Brindley was not illiterate, as some history books claim, but he had little formal education and preferred to work out his ideas in his head rather than on paper. Sometimes, he would retire to bed for days at a time to think an idea through.
Born in Thornsett, near Chapel-en-le-Frith, to James and Susannah Brindley, he was taught to read and write by his mother before being apprenticed to a millwright named Abraham Bennett near Macclesfield in 1733.
By 1742 he was able to set up his own business at Leek and, in 1752, he went North to tackle a tough engineering problem at the Wet Earth Colliery, between Salford and Bolton.
The mine had been flooded, and Brindley's job was to drain it so it could reopen.
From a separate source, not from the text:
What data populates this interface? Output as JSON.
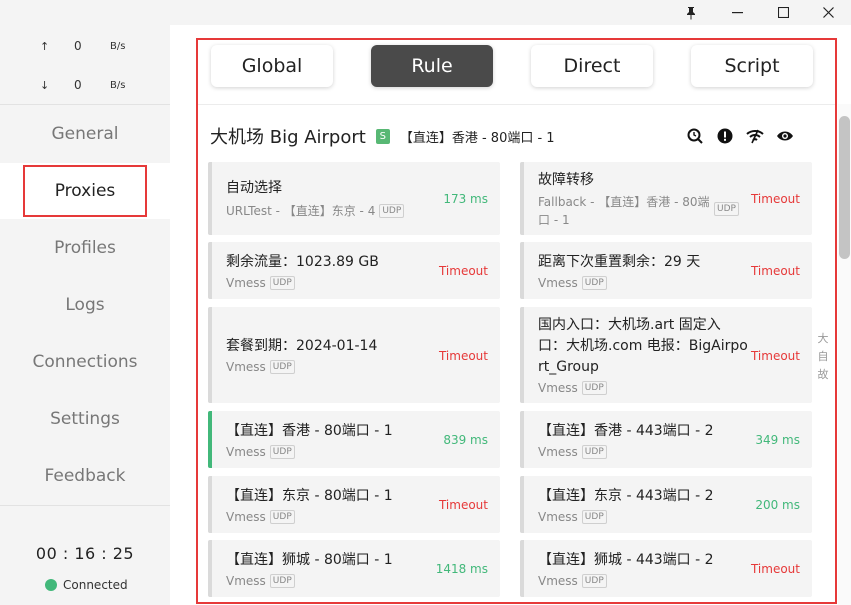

His solution was to use water to move the water - he built a long millrace, 800 yards of which were underground, and took it via a syphon under the River Irwell to a waterwheel which operated a pump to clear the mine.
This ingenious solution, and other works including developments at a Macclesfield mill and experiments with steam power - he called his device a "fire injon" - brought him to attention of the Duke of Bridgewater's chief of operations, John Gilbert.
Brindley had already carried out a survey for the proposed Trent and Mersey Canal on behalf of the Duke's brother-in-law, Lord Gower, in 1758, and he was employed on the "Duke's Cut" from the summer of 1759.
The aim of the canal was to transport coal from the Duke's collieries at Worsley to Manchester, which lay about 10 miles away, to the east. Part of the scheme involved crossing the River Irwell and Brindley, who disliked the idea of locks, suggested building an aqueduct instead of locking down to the river and up the other side.
The Barton Aqueduct became one of the wonders of the age - visitors came from all parts to see "ships sailing over ships."
As the canal reached Manchester, Brindley's fertile brain came up with more solutions to difficult problems, including a syphon system to carry the Cornbrook stream under the canal.
At the Castlefield terminus, he constructed a long tunnel to carry overflow water from the River Medlock under his canal basin, and a novel circular weir to carry away excess water to the Irwell. He also used the Medlock's waters to power an "endless rope" crane which lifted 8cwt coal containers from the canal barges to road level at Castlefield.
As a consulting engineer on the Bridgewater, Brindley spent more and more time on other projects, including the ambitious Trent and Mersey Canal. By 1767, he was working on the 2,880-yard Harecastle tunnel, but his health was already beginning to fail.
In 1769, Brindley married Anne Henshall and they had two daughters, Susannah and Anne. Nine years earlier, he had fathered an illegitimate son, John Bennett, who became an ancestor of novelist Arnold Bennett. It is not known whether John's mother was a relative of Abraham, Brindley's old boss.
Brindley eventually became a victim of his own success, dying of overwork and diabetes after designing some 375 miles of waterways. including the Grand Trunk, the Birmingham and the Chesterfield canals.